Your answer should be one number: the count of lines below that contain "word".

[Source data]

★ ★ ★

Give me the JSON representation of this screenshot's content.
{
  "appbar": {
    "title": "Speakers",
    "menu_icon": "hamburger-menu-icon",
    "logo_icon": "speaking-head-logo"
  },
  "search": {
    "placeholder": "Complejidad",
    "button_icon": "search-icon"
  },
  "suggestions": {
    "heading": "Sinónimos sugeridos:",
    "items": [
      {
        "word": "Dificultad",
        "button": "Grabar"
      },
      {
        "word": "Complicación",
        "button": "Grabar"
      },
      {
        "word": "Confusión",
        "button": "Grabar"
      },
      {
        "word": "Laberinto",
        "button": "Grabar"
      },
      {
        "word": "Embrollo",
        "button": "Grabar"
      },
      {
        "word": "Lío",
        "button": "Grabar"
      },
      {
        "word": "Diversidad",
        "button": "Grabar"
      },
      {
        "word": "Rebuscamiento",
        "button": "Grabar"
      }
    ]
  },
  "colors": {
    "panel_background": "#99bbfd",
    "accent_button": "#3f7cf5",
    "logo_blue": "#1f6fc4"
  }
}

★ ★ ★

- _WRITTEN RESPONSE_:
8